*What to produce*
Reproduce the entire listing word for word.
⟨
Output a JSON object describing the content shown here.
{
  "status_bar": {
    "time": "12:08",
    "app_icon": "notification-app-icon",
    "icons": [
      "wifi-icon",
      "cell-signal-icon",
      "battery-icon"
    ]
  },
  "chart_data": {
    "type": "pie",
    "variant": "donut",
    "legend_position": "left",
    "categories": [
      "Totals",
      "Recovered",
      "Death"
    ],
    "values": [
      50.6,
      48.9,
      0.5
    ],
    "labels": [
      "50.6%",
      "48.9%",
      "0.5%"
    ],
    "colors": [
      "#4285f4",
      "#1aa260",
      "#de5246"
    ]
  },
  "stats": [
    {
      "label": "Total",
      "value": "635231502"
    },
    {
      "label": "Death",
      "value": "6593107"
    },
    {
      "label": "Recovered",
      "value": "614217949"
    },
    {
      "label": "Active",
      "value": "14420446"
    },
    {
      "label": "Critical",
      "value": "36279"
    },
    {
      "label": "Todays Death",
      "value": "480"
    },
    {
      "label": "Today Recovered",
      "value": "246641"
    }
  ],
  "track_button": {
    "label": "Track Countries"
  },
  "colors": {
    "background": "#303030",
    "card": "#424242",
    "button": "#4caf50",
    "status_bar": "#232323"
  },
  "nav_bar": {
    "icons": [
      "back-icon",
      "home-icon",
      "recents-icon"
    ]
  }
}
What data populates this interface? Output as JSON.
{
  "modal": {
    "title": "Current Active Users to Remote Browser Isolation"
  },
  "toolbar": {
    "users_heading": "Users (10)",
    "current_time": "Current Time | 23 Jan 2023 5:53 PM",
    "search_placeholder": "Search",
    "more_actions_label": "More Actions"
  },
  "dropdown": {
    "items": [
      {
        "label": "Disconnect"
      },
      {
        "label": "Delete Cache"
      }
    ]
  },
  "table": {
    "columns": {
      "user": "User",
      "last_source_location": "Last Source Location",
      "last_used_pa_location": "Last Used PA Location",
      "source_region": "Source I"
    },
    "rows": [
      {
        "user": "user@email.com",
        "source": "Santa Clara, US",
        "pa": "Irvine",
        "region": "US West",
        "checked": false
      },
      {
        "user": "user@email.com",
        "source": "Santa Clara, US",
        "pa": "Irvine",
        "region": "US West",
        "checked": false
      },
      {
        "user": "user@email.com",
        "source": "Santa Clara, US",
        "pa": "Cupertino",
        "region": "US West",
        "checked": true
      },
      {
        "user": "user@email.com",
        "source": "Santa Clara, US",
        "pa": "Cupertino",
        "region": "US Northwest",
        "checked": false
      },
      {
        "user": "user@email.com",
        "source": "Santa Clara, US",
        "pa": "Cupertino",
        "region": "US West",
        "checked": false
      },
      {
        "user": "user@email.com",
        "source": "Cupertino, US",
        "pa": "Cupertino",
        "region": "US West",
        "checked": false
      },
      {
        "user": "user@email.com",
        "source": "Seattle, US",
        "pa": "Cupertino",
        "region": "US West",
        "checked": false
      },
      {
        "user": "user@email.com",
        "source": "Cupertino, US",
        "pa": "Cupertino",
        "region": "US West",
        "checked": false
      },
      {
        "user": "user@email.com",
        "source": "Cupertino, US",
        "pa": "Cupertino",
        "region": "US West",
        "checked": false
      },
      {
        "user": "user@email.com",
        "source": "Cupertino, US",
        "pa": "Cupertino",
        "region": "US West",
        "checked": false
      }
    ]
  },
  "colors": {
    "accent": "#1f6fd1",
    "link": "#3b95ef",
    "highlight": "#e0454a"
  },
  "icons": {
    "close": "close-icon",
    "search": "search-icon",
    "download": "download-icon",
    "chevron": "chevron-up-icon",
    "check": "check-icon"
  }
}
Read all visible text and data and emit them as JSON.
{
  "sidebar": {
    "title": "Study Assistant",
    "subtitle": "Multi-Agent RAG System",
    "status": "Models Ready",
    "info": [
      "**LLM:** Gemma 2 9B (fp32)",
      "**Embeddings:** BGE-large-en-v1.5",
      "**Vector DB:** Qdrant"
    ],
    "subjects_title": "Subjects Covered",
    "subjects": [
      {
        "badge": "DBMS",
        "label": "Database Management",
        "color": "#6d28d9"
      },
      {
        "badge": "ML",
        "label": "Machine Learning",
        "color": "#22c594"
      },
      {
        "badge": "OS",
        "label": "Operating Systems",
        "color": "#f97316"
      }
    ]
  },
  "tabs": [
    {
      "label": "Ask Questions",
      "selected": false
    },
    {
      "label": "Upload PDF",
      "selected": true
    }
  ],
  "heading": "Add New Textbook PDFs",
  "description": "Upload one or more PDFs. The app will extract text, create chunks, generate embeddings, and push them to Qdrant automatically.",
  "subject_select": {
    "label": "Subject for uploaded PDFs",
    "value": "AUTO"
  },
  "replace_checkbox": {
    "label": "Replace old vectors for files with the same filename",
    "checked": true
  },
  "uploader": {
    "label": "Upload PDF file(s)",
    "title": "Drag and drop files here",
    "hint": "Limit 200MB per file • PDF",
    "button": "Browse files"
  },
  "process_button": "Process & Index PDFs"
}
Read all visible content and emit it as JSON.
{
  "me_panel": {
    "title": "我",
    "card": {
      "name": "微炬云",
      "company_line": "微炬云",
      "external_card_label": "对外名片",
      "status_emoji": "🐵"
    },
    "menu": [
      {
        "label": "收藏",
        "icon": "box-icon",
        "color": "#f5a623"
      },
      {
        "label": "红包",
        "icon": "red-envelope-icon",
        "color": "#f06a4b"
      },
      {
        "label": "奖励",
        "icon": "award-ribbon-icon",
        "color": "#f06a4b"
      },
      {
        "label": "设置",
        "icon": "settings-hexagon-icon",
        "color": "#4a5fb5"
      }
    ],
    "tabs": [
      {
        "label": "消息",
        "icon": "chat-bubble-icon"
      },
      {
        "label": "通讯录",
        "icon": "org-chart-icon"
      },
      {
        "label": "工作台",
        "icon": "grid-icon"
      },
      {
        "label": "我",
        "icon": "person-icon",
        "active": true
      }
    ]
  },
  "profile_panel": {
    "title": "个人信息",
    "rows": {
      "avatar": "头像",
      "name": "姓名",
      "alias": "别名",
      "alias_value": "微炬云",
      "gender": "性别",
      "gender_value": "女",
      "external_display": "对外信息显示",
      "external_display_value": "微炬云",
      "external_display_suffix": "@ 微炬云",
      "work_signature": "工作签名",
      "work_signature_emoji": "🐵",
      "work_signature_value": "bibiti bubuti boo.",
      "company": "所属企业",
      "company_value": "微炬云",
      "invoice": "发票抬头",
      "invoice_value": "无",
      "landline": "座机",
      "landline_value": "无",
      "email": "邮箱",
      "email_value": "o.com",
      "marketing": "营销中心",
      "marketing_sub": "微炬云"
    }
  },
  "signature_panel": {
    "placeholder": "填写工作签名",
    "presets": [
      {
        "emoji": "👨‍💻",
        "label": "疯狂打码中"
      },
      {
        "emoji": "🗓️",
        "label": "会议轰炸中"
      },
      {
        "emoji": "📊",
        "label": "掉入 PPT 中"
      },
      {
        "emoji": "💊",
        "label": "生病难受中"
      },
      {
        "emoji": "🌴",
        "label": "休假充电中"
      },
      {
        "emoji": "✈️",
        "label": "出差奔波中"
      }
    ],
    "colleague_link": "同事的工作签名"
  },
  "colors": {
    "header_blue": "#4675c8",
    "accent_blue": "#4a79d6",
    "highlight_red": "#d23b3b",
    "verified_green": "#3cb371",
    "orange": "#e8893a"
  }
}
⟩
*Solution to this task*
Output a JSON object describing the content shown here.
{
  "status_bar": {
    "time": "12:08",
    "app_icon": "notification-app-icon",
    "icons": [
      "wifi-icon",
      "cell-signal-icon",
      "battery-icon"
    ]
  },
  "chart_data": {
    "type": "pie",
    "variant": "donut",
    "legend_position": "left",
    "categories": [
      "Totals",
      "Recovered",
      "Death"
    ],
    "values": [
      50.6,
      48.9,
      0.5
    ],
    "labels": [
      "50.6%",
      "48.9%",
      "0.5%"
    ],
    "colors": [
      "#4285f4",
      "#1aa260",
      "#de5246"
    ]
  },
  "stats": [
    {
      "label": "Total",
      "value": "635231502"
    },
    {
      "label": "Death",
      "value": "6593107"
    },
    {
      "label": "Recovered",
      "value": "614217949"
    },
    {
      "label": "Active",
      "value": "14420446"
    },
    {
      "label": "Critical",
      "value": "36279"
    },
    {
      "label": "Todays Death",
      "value": "480"
    },
    {
      "label": "Today Recovered",
      "value": "246641"
    }
  ],
  "track_button": {
    "label": "Track Countries"
  },
  "colors": {
    "background": "#303030",
    "card": "#424242",
    "button": "#4caf50",
    "status_bar": "#232323"
  },
  "nav_bar": {
    "icons": [
      "back-icon",
      "home-icon",
      "recents-icon"
    ]
  }
}
What data populates this interface? Output as JSON.
{
  "modal": {
    "title": "Current Active Users to Remote Browser Isolation"
  },
  "toolbar": {
    "users_heading": "Users (10)",
    "current_time": "Current Time | 23 Jan 2023 5:53 PM",
    "search_placeholder": "Search",
    "more_actions_label": "More Actions"
  },
  "dropdown": {
    "items": [
      {
        "label": "Disconnect"
      },
      {
        "label": "Delete Cache"
      }
    ]
  },
  "table": {
    "columns": {
      "user": "User",
      "last_source_location": "Last Source Location",
      "last_used_pa_location": "Last Used PA Location",
      "source_region": "Source I"
    },
    "rows": [
      {
        "user": "user@email.com",
        "source": "Santa Clara, US",
        "pa": "Irvine",
        "region": "US West",
        "checked": false
      },
      {
        "user": "user@email.com",
        "source": "Santa Clara, US",
        "pa": "Irvine",
        "region": "US West",
        "checked": false
      },
      {
        "user": "user@email.com",
        "source": "Santa Clara, US",
        "pa": "Cupertino",
        "region": "US West",
        "checked": true
      },
      {
        "user": "user@email.com",
        "source": "Santa Clara, US",
        "pa": "Cupertino",
        "region": "US Northwest",
        "checked": false
      },
      {
        "user": "user@email.com",
        "source": "Santa Clara, US",
        "pa": "Cupertino",
        "region": "US West",
        "checked": false
      },
      {
        "user": "user@email.com",
        "source": "Cupertino, US",
        "pa": "Cupertino",
        "region": "US West",
        "checked": false
      },
      {
        "user": "user@email.com",
        "source": "Seattle, US",
        "pa": "Cupertino",
        "region": "US West",
        "checked": false
      },
      {
        "user": "user@email.com",
        "source": "Cupertino, US",
        "pa": "Cupertino",
        "region": "US West",
        "checked": false
      },
      {
        "user": "user@email.com",
        "source": "Cupertino, US",
        "pa": "Cupertino",
        "region": "US West",
        "checked": false
      },
      {
        "user": "user@email.com",
        "source": "Cupertino, US",
        "pa": "Cupertino",
        "region": "US West",
        "checked": false
      }
    ]
  },
  "colors": {
    "accent": "#1f6fd1",
    "link": "#3b95ef",
    "highlight": "#e0454a"
  },
  "icons": {
    "close": "close-icon",
    "search": "search-icon",
    "download": "download-icon",
    "chevron": "chevron-up-icon",
    "check": "check-icon"
  }
}
Read all visible text and data and emit them as JSON.
{
  "sidebar": {
    "title": "Study Assistant",
    "subtitle": "Multi-Agent RAG System",
    "status": "Models Ready",
    "info": [
      "**LLM:** Gemma 2 9B (fp32)",
      "**Embeddings:** BGE-large-en-v1.5",
      "**Vector DB:** Qdrant"
    ],
    "subjects_title": "Subjects Covered",
    "subjects": [
      {
        "badge": "DBMS",
        "label": "Database Management",
        "color": "#6d28d9"
      },
      {
        "badge": "ML",
        "label": "Machine Learning",
        "color": "#22c594"
      },
      {
        "badge": "OS",
        "label": "Operating Systems",
        "color": "#f97316"
      }
    ]
  },
  "tabs": [
    {
      "label": "Ask Questions",
      "selected": false
    },
    {
      "label": "Upload PDF",
      "selected": true
    }
  ],
  "heading": "Add New Textbook PDFs",
  "description": "Upload one or more PDFs. The app will extract text, create chunks, generate embeddings, and push them to Qdrant automatically.",
  "subject_select": {
    "label": "Subject for uploaded PDFs",
    "value": "AUTO"
  },
  "replace_checkbox": {
    "label": "Replace old vectors for files with the same filename",
    "checked": true
  },
  "uploader": {
    "label": "Upload PDF file(s)",
    "title": "Drag and drop files here",
    "hint": "Limit 200MB per file • PDF",
    "button": "Browse files"
  },
  "process_button": "Process & Index PDFs"
}
Read all visible content and emit it as JSON.
{
  "me_panel": {
    "title": "我",
    "card": {
      "name": "微炬云",
      "company_line": "微炬云",
      "external_card_label": "对外名片",
      "status_emoji": "🐵"
    },
    "menu": [
      {
        "label": "收藏",
        "icon": "box-icon",
        "color": "#f5a623"
      },
      {
        "label": "红包",
        "icon": "red-envelope-icon",
        "color": "#f06a4b"
      },
      {
        "label": "奖励",
        "icon": "award-ribbon-icon",
        "color": "#f06a4b"
      },
      {
        "label": "设置",
        "icon": "settings-hexagon-icon",
        "color": "#4a5fb5"
      }
    ],
    "tabs": [
      {
        "label": "消息",
        "icon": "chat-bubble-icon"
      },
      {
        "label": "通讯录",
        "icon": "org-chart-icon"
      },
      {
        "label": "工作台",
        "icon": "grid-icon"
      },
      {
        "label": "我",
        "icon": "person-icon",
        "active": true
      }
    ]
  },
  "profile_panel": {
    "title": "个人信息",
    "rows": {
      "avatar": "头像",
      "name": "姓名",
      "alias": "别名",
      "alias_value": "微炬云",
      "gender": "性别",
      "gender_value": "女",
      "external_display": "对外信息显示",
      "external_display_value": "微炬云",
      "external_display_suffix": "@ 微炬云",
      "work_signature": "工作签名",
      "work_signature_emoji": "🐵",
      "work_signature_value": "bibiti bubuti boo.",
      "company": "所属企业",
      "company_value": "微炬云",
      "invoice": "发票抬头",
      "invoice_value": "无",
      "landline": "座机",
      "landline_value": "无",
      "email": "邮箱",
      "email_value": "o.com",
      "marketing": "营销中心",
      "marketing_sub": "微炬云"
    }
  },
  "signature_panel": {
    "placeholder": "填写工作签名",
    "presets": [
      {
        "emoji": "👨‍💻",
        "label": "疯狂打码中"
      },
      {
        "emoji": "🗓️",
        "label": "会议轰炸中"
      },
      {
        "emoji": "📊",
        "label": "掉入 PPT 中"
      },
      {
        "emoji": "💊",
        "label": "生病难受中"
      },
      {
        "emoji": "🌴",
        "label": "休假充电中"
      },
      {
        "emoji": "✈️",
        "label": "出差奔波中"
      }
    ],
    "colleague_link": "同事的工作签名"
  },
  "colors": {
    "header_blue": "#4675c8",
    "accent_blue": "#4a79d6",
    "highlight_red": "#d23b3b",
    "verified_green": "#3cb371",
    "orange": "#e8893a"
  }
}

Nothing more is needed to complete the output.